GIVEN ENTRIES:
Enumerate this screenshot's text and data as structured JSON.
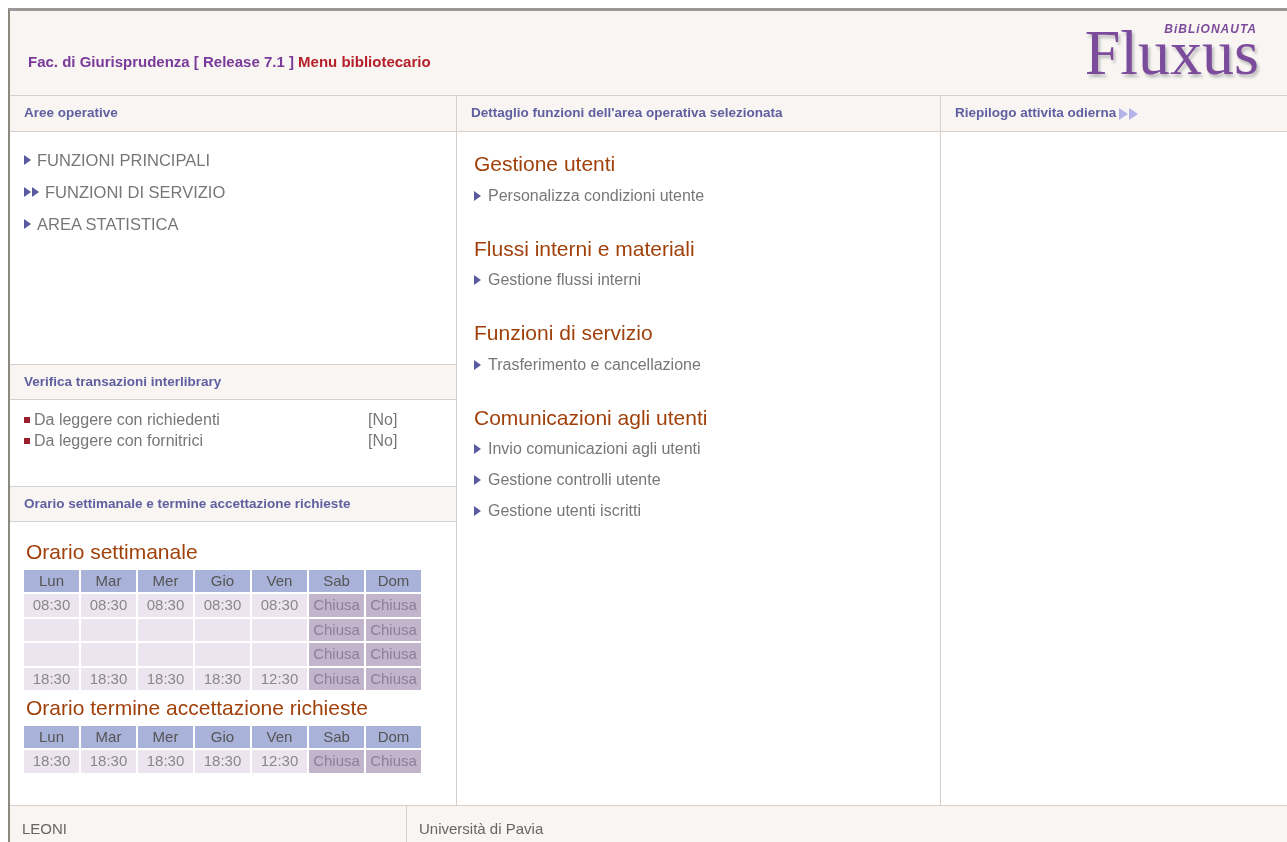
{
  "header": {
    "title": "Fac. di Giurisprudenza [ Release 7.1 ]",
    "menu": "Menu bibliotecario",
    "logo_small": "BiBLiONAUTA",
    "logo": "Fluxus"
  },
  "left": {
    "heading": "Aree operative",
    "items": [
      {
        "label": "FUNZIONI PRINCIPALI",
        "selected": false
      },
      {
        "label": "FUNZIONI DI SERVIZIO",
        "selected": true
      },
      {
        "label": "AREA STATISTICA",
        "selected": false
      }
    ],
    "interlibrary": {
      "heading": "Verifica transazioni interlibrary",
      "rows": [
        {
          "label": "Da leggere con richiedenti",
          "value": "[No]"
        },
        {
          "label": "Da leggere con fornitrici",
          "value": "[No]"
        }
      ]
    },
    "schedule": {
      "heading": "Orario settimanale e termine accettazione richieste",
      "tables": [
        {
          "title": "Orario settimanale",
          "days": [
            "Lun",
            "Mar",
            "Mer",
            "Gio",
            "Ven",
            "Sab",
            "Dom"
          ],
          "rows": [
            {
              "cells": [
                {
                  "text": "08:30",
                  "closed": false
                },
                {
                  "text": "08:30",
                  "closed": false
                },
                {
                  "text": "08:30",
                  "closed": false
                },
                {
                  "text": "08:30",
                  "closed": false
                },
                {
                  "text": "08:30",
                  "closed": false
                },
                {
                  "text": "Chiusa",
                  "closed": true
                },
                {
                  "text": "Chiusa",
                  "closed": true
                }
              ]
            },
            {
              "cells": [
                {
                  "closed": false
                },
                {
                  "closed": false
                },
                {
                  "closed": false
                },
                {
                  "closed": false
                },
                {
                  "closed": false
                },
                {
                  "text": "Chiusa",
                  "closed": true
                },
                {
                  "text": "Chiusa",
                  "closed": true
                }
              ]
            },
            {
              "cells": [
                {
                  "closed": false
                },
                {
                  "closed": false
                },
                {
                  "closed": false
                },
                {
                  "closed": false
                },
                {
                  "closed": false
                },
                {
                  "text": "Chiusa",
                  "closed": true
                },
                {
                  "text": "Chiusa",
                  "closed": true
                }
              ]
            },
            {
              "cells": [
                {
                  "text": "18:30",
                  "closed": false
                },
                {
                  "text": "18:30",
                  "closed": false
                },
                {
                  "text": "18:30",
                  "closed": false
                },
                {
                  "text": "18:30",
                  "closed": false
                },
                {
                  "text": "12:30",
                  "closed": false
                },
                {
                  "text": "Chiusa",
                  "closed": true
                },
                {
                  "text": "Chiusa",
                  "closed": true
                }
              ]
            }
          ]
        },
        {
          "title": "Orario termine accettazione richieste",
          "days": [
            "Lun",
            "Mar",
            "Mer",
            "Gio",
            "Ven",
            "Sab",
            "Dom"
          ],
          "rows": [
            {
              "cells": [
                {
                  "text": "18:30",
                  "closed": false
                },
                {
                  "text": "18:30",
                  "closed": false
                },
                {
                  "text": "18:30",
                  "closed": false
                },
                {
                  "text": "18:30",
                  "closed": false
                },
                {
                  "text": "12:30",
                  "closed": false
                },
                {
                  "text": "Chiusa",
                  "closed": true
                },
                {
                  "text": "Chiusa",
                  "closed": true
                }
              ]
            }
          ]
        }
      ]
    }
  },
  "middle": {
    "heading": "Dettaglio funzioni dell'area operativa selezionata",
    "groups": [
      {
        "title": "Gestione utenti",
        "links": [
          "Personalizza condizioni utente"
        ]
      },
      {
        "title": "Flussi interni e materiali",
        "links": [
          "Gestione flussi interni"
        ]
      },
      {
        "title": "Funzioni di servizio",
        "links": [
          "Trasferimento e cancellazione"
        ]
      },
      {
        "title": "Comunicazioni agli utenti",
        "links": [
          "Invio comunicazioni agli utenti",
          "Gestione controlli utente",
          "Gestione utenti iscritti"
        ]
      }
    ]
  },
  "right": {
    "heading": "Riepilogo attivita odierna"
  },
  "footer": {
    "user": "LEONI",
    "institution": "Università di Pavia"
  }
}
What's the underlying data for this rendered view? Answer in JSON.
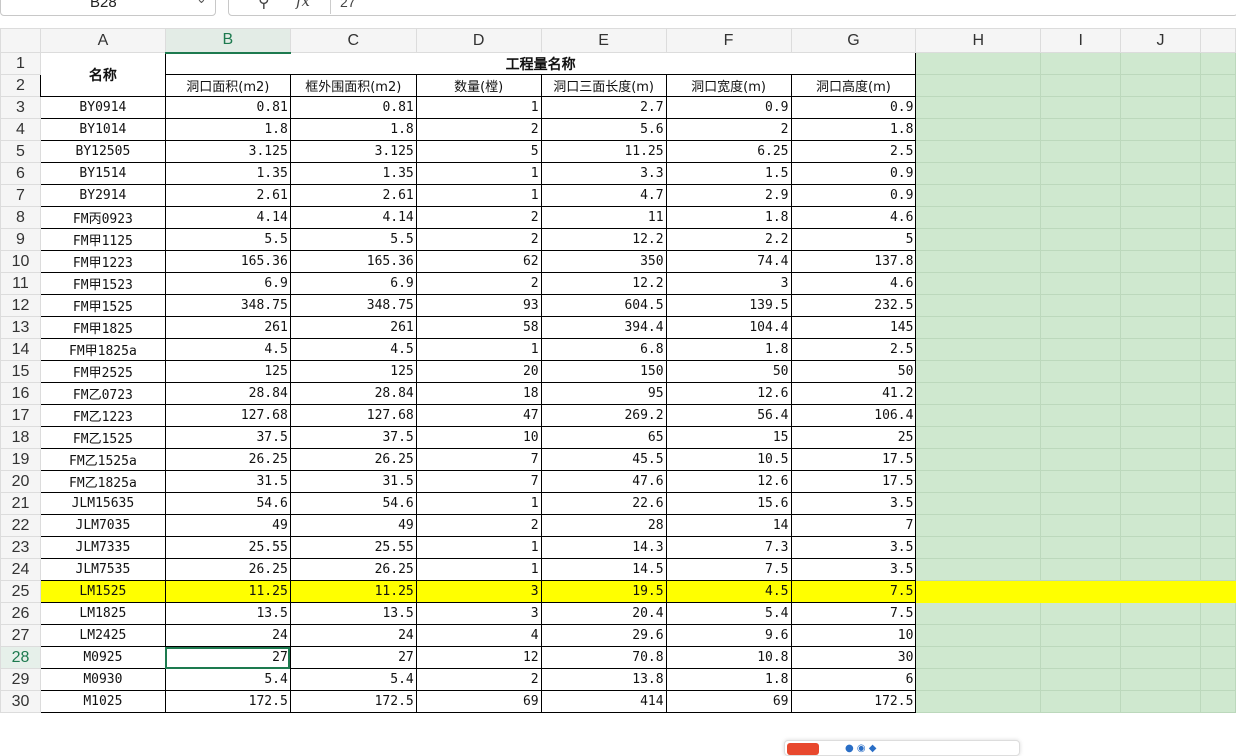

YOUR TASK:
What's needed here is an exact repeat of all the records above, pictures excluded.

REPLY TO THE TASK:
Enumerate this screenshot's text and data as structured JSON.
{
  "header": {
    "title": "Fac. di Giurisprudenza [ Release 7.1 ]",
    "menu": "Menu bibliotecario",
    "logo_small": "BiBLiONAUTA",
    "logo": "Fluxus"
  },
  "left": {
    "heading": "Aree operative",
    "items": [
      {
        "label": "FUNZIONI PRINCIPALI",
        "selected": false
      },
      {
        "label": "FUNZIONI DI SERVIZIO",
        "selected": true
      },
      {
        "label": "AREA STATISTICA",
        "selected": false
      }
    ],
    "interlibrary": {
      "heading": "Verifica transazioni interlibrary",
      "rows": [
        {
          "label": "Da leggere con richiedenti",
          "value": "[No]"
        },
        {
          "label": "Da leggere con fornitrici",
          "value": "[No]"
        }
      ]
    },
    "schedule": {
      "heading": "Orario settimanale e termine accettazione richieste",
      "tables": [
        {
          "title": "Orario settimanale",
          "days": [
            "Lun",
            "Mar",
            "Mer",
            "Gio",
            "Ven",
            "Sab",
            "Dom"
          ],
          "rows": [
            {
              "cells": [
                {
                  "text": "08:30",
                  "closed": false
                },
                {
                  "text": "08:30",
                  "closed": false
                },
                {
                  "text": "08:30",
                  "closed": false
                },
                {
                  "text": "08:30",
                  "closed": false
                },
                {
                  "text": "08:30",
                  "closed": false
                },
                {
                  "text": "Chiusa",
                  "closed": true
                },
                {
                  "text": "Chiusa",
                  "closed": true
                }
              ]
            },
            {
              "cells": [
                {
                  "closed": false
                },
                {
                  "closed": false
                },
                {
                  "closed": false
                },
                {
                  "closed": false
                },
                {
                  "closed": false
                },
                {
                  "text": "Chiusa",
                  "closed": true
                },
                {
                  "text": "Chiusa",
                  "closed": true
                }
              ]
            },
            {
              "cells": [
                {
                  "closed": false
                },
                {
                  "closed": false
                },
                {
                  "closed": false
                },
                {
                  "closed": false
                },
                {
                  "closed": false
                },
                {
                  "text": "Chiusa",
                  "closed": true
                },
                {
                  "text": "Chiusa",
                  "closed": true
                }
              ]
            },
            {
              "cells": [
                {
                  "text": "18:30",
                  "closed": false
                },
                {
                  "text": "18:30",
                  "closed": false
                },
                {
                  "text": "18:30",
                  "closed": false
                },
                {
                  "text": "18:30",
                  "closed": false
                },
                {
                  "text": "12:30",
                  "closed": false
                },
                {
                  "text": "Chiusa",
                  "closed": true
                },
                {
                  "text": "Chiusa",
                  "closed": true
                }
              ]
            }
          ]
        },
        {
          "title": "Orario termine accettazione richieste",
          "days": [
            "Lun",
            "Mar",
            "Mer",
            "Gio",
            "Ven",
            "Sab",
            "Dom"
          ],
          "rows": [
            {
              "cells": [
                {
                  "text": "18:30",
                  "closed": false
                },
                {
                  "text": "18:30",
                  "closed": false
                },
                {
                  "text": "18:30",
                  "closed": false
                },
                {
                  "text": "18:30",
                  "closed": false
                },
                {
                  "text": "12:30",
                  "closed": false
                },
                {
                  "text": "Chiusa",
                  "closed": true
                },
                {
                  "text": "Chiusa",
                  "closed": true
                }
              ]
            }
          ]
        }
      ]
    }
  },
  "middle": {
    "heading": "Dettaglio funzioni dell'area operativa selezionata",
    "groups": [
      {
        "title": "Gestione utenti",
        "links": [
          "Personalizza condizioni utente"
        ]
      },
      {
        "title": "Flussi interni e materiali",
        "links": [
          "Gestione flussi interni"
        ]
      },
      {
        "title": "Funzioni di servizio",
        "links": [
          "Trasferimento e cancellazione"
        ]
      },
      {
        "title": "Comunicazioni agli utenti",
        "links": [
          "Invio comunicazioni agli utenti",
          "Gestione controlli utente",
          "Gestione utenti iscritti"
        ]
      }
    ]
  },
  "right": {
    "heading": "Riepilogo attivita odierna"
  },
  "footer": {
    "user": "LEONI",
    "institution": "Università di Pavia"
  }
}
What's the underlying data for this rendered view? Answer in JSON.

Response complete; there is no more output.